The copy must match the data below line for line and contain no images.

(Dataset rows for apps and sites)
=-=-=

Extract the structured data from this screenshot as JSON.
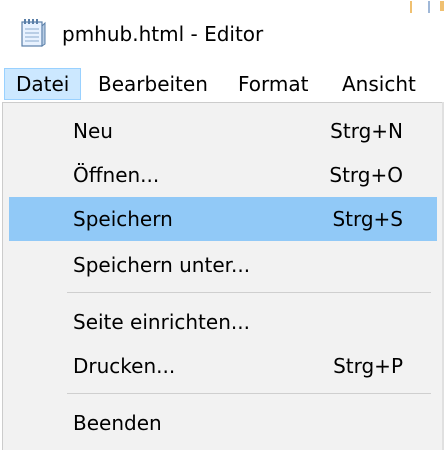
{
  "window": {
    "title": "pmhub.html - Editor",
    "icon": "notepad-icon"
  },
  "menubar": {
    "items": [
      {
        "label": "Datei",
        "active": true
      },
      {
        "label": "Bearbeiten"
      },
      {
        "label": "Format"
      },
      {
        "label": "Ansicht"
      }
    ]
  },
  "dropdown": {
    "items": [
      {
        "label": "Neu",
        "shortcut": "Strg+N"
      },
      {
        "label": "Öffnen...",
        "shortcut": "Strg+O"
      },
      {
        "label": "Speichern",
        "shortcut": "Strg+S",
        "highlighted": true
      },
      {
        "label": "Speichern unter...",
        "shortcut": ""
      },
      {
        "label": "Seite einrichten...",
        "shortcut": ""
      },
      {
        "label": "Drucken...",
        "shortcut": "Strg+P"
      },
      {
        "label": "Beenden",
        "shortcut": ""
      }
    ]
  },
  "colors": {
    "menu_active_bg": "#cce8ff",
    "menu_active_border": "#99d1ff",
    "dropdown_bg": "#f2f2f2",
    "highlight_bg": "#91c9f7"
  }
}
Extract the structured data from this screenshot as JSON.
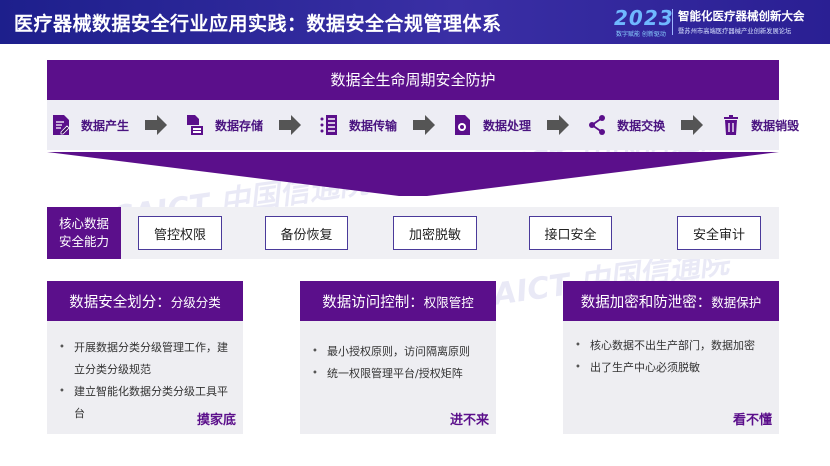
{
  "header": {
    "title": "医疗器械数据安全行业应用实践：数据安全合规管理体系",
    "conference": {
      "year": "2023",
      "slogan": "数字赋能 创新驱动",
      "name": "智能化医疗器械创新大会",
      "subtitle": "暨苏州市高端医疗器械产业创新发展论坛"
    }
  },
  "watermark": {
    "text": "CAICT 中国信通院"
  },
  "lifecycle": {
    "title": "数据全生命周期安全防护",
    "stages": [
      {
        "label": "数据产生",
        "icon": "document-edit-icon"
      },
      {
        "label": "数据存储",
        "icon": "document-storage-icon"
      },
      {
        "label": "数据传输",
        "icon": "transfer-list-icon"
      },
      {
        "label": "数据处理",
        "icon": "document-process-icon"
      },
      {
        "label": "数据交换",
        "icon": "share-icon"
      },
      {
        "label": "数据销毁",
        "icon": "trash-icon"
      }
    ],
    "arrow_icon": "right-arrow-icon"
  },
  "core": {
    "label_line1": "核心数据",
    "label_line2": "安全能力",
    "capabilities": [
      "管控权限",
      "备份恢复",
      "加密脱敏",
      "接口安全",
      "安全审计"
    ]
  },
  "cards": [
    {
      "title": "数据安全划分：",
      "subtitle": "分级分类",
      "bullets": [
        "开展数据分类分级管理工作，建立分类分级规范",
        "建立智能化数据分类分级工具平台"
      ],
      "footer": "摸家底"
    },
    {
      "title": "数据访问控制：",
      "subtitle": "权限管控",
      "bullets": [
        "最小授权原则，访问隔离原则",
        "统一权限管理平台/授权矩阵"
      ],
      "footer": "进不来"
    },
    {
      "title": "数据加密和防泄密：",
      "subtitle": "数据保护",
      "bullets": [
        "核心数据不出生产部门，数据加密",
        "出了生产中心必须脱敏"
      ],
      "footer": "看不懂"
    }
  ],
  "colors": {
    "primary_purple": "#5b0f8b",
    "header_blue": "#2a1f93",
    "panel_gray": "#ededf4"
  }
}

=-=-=

- **Exercise result**
Extract the structured data from this screenshot as JSON.
{
  "window": {
    "title": "pmhub.html - Editor",
    "icon": "notepad-icon"
  },
  "menubar": {
    "items": [
      {
        "label": "Datei",
        "active": true
      },
      {
        "label": "Bearbeiten"
      },
      {
        "label": "Format"
      },
      {
        "label": "Ansicht"
      }
    ]
  },
  "dropdown": {
    "items": [
      {
        "label": "Neu",
        "shortcut": "Strg+N"
      },
      {
        "label": "Öffnen...",
        "shortcut": "Strg+O"
      },
      {
        "label": "Speichern",
        "shortcut": "Strg+S",
        "highlighted": true
      },
      {
        "label": "Speichern unter...",
        "shortcut": ""
      },
      {
        "label": "Seite einrichten...",
        "shortcut": ""
      },
      {
        "label": "Drucken...",
        "shortcut": "Strg+P"
      },
      {
        "label": "Beenden",
        "shortcut": ""
      }
    ]
  },
  "colors": {
    "menu_active_bg": "#cce8ff",
    "menu_active_border": "#99d1ff",
    "dropdown_bg": "#f2f2f2",
    "highlight_bg": "#91c9f7"
  }
}
Extract the structured data from this screenshot as JSON.
{
  "header": {
    "title": "医疗器械数据安全行业应用实践：数据安全合规管理体系",
    "conference": {
      "year": "2023",
      "slogan": "数字赋能 创新驱动",
      "name": "智能化医疗器械创新大会",
      "subtitle": "暨苏州市高端医疗器械产业创新发展论坛"
    }
  },
  "watermark": {
    "text": "CAICT 中国信通院"
  },
  "lifecycle": {
    "title": "数据全生命周期安全防护",
    "stages": [
      {
        "label": "数据产生",
        "icon": "document-edit-icon"
      },
      {
        "label": "数据存储",
        "icon": "document-storage-icon"
      },
      {
        "label": "数据传输",
        "icon": "transfer-list-icon"
      },
      {
        "label": "数据处理",
        "icon": "document-process-icon"
      },
      {
        "label": "数据交换",
        "icon": "share-icon"
      },
      {
        "label": "数据销毁",
        "icon": "trash-icon"
      }
    ],
    "arrow_icon": "right-arrow-icon"
  },
  "core": {
    "label_line1": "核心数据",
    "label_line2": "安全能力",
    "capabilities": [
      "管控权限",
      "备份恢复",
      "加密脱敏",
      "接口安全",
      "安全审计"
    ]
  },
  "cards": [
    {
      "title": "数据安全划分：",
      "subtitle": "分级分类",
      "bullets": [
        "开展数据分类分级管理工作，建立分类分级规范",
        "建立智能化数据分类分级工具平台"
      ],
      "footer": "摸家底"
    },
    {
      "title": "数据访问控制：",
      "subtitle": "权限管控",
      "bullets": [
        "最小授权原则，访问隔离原则",
        "统一权限管理平台/授权矩阵"
      ],
      "footer": "进不来"
    },
    {
      "title": "数据加密和防泄密：",
      "subtitle": "数据保护",
      "bullets": [
        "核心数据不出生产部门，数据加密",
        "出了生产中心必须脱敏"
      ],
      "footer": "看不懂"
    }
  ],
  "colors": {
    "primary_purple": "#5b0f8b",
    "header_blue": "#2a1f93",
    "panel_gray": "#ededf4"
  }
}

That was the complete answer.